Exercise:
The answer must be an exact copy of every entry, with no pictures in it.

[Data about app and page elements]
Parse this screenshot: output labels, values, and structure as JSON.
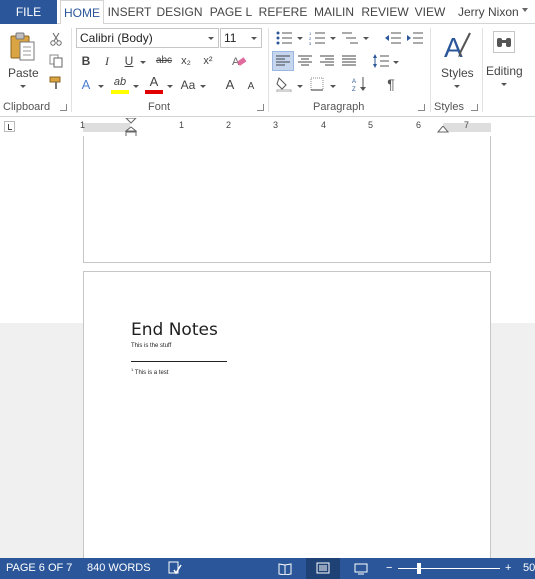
{
  "tabs": {
    "file": "FILE",
    "home": "HOME",
    "insert": "INSERT",
    "design": "DESIGN",
    "page_layout": "PAGE L",
    "references": "REFERE",
    "mailings": "MAILIN",
    "review": "REVIEW",
    "view": "VIEW"
  },
  "user": {
    "name": "Jerry Nixon"
  },
  "clipboard": {
    "paste_label": "Paste",
    "group_label": "Clipboard"
  },
  "font": {
    "name": "Calibri (Body)",
    "size": "11",
    "bold": "B",
    "italic": "I",
    "underline": "U",
    "strikethrough": "abc",
    "subscript": "x₂",
    "superscript": "x²",
    "text_effects": "A",
    "highlight": "ab",
    "font_color": "A",
    "change_case": "Aa",
    "grow": "A",
    "shrink": "A",
    "group_label": "Font"
  },
  "paragraph": {
    "pilcrow": "¶",
    "group_label": "Paragraph"
  },
  "styles": {
    "label": "Styles",
    "group_label": "Styles"
  },
  "editing": {
    "label": "Editing"
  },
  "ruler": {
    "numbers": [
      "1",
      "1",
      "2",
      "3",
      "4",
      "5",
      "6",
      "7"
    ]
  },
  "document": {
    "heading": "End Notes",
    "body": "This is the stuff",
    "endnote_ref": "1",
    "endnote": "This is a test"
  },
  "status": {
    "page": "PAGE 6 OF 7",
    "words": "840 WORDS",
    "zoom_out": "−",
    "zoom_in": "+",
    "zoom": "50",
    "zoom_level": 0.19
  },
  "colors": {
    "brand": "#2b579a",
    "highlight": "#ffff00",
    "font_color": "#e00000"
  }
}
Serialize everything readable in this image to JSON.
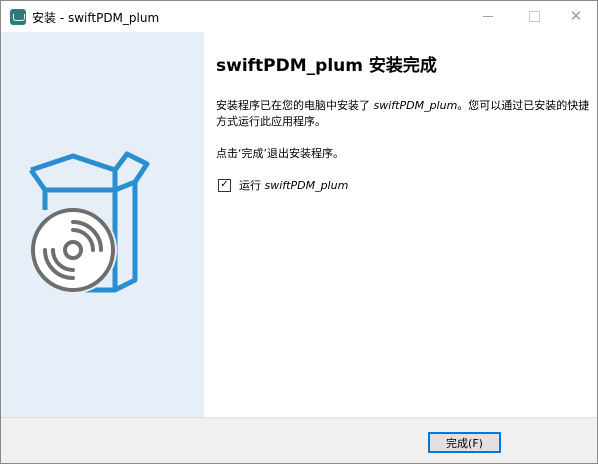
{
  "window": {
    "title": "安装 - swiftPDM_plum",
    "icon": "installer-app-icon"
  },
  "controls": {
    "minimize_icon": "minimize-icon",
    "maximize_icon": "maximize-icon",
    "close_icon": "close-icon",
    "close_glyph": "✕"
  },
  "content": {
    "heading": "swiftPDM_plum 安装完成",
    "desc_prefix": "安装程序已在您的电脑中安装了 ",
    "app_name": "swiftPDM_plum",
    "desc_suffix": "。您可以通过已安装的快捷方式运行此应用程序。",
    "click_text": "点击‘完成’退出安装程序。",
    "run_label_prefix": "运行 ",
    "run_app_name": "swiftPDM_plum",
    "run_checked": true,
    "check_glyph": "✓"
  },
  "footer": {
    "finish_label": "完成(F)"
  },
  "colors": {
    "left_panel_bg": "#e6eef7",
    "box_blue": "#2a8fd1",
    "disc_gray": "#6e6e6e",
    "button_accent": "#0078d7"
  }
}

Task solution:
Parse this screenshot: output labels, values, and structure as JSON.
{
  "tabs": {
    "file": "FILE",
    "home": "HOME",
    "insert": "INSERT",
    "design": "DESIGN",
    "page_layout": "PAGE L",
    "references": "REFERE",
    "mailings": "MAILIN",
    "review": "REVIEW",
    "view": "VIEW"
  },
  "user": {
    "name": "Jerry Nixon"
  },
  "clipboard": {
    "paste_label": "Paste",
    "group_label": "Clipboard"
  },
  "font": {
    "name": "Calibri (Body)",
    "size": "11",
    "bold": "B",
    "italic": "I",
    "underline": "U",
    "strikethrough": "abc",
    "subscript": "x₂",
    "superscript": "x²",
    "text_effects": "A",
    "highlight": "ab",
    "font_color": "A",
    "change_case": "Aa",
    "grow": "A",
    "shrink": "A",
    "group_label": "Font"
  },
  "paragraph": {
    "pilcrow": "¶",
    "group_label": "Paragraph"
  },
  "styles": {
    "label": "Styles",
    "group_label": "Styles"
  },
  "editing": {
    "label": "Editing"
  },
  "ruler": {
    "numbers": [
      "1",
      "1",
      "2",
      "3",
      "4",
      "5",
      "6",
      "7"
    ]
  },
  "document": {
    "heading": "End Notes",
    "body": "This is the stuff",
    "endnote_ref": "1",
    "endnote": "This is a test"
  },
  "status": {
    "page": "PAGE 6 OF 7",
    "words": "840 WORDS",
    "zoom_out": "−",
    "zoom_in": "+",
    "zoom": "50",
    "zoom_level": 0.19
  },
  "colors": {
    "brand": "#2b579a",
    "highlight": "#ffff00",
    "font_color": "#e00000"
  }
}
Serialize everything readable in this image to JSON.
{
  "window": {
    "title": "安装 - swiftPDM_plum",
    "icon": "installer-app-icon"
  },
  "controls": {
    "minimize_icon": "minimize-icon",
    "maximize_icon": "maximize-icon",
    "close_icon": "close-icon",
    "close_glyph": "✕"
  },
  "content": {
    "heading": "swiftPDM_plum 安装完成",
    "desc_prefix": "安装程序已在您的电脑中安装了 ",
    "app_name": "swiftPDM_plum",
    "desc_suffix": "。您可以通过已安装的快捷方式运行此应用程序。",
    "click_text": "点击‘完成’退出安装程序。",
    "run_label_prefix": "运行 ",
    "run_app_name": "swiftPDM_plum",
    "run_checked": true,
    "check_glyph": "✓"
  },
  "footer": {
    "finish_label": "完成(F)"
  },
  "colors": {
    "left_panel_bg": "#e6eef7",
    "box_blue": "#2a8fd1",
    "disc_gray": "#6e6e6e",
    "button_accent": "#0078d7"
  }
}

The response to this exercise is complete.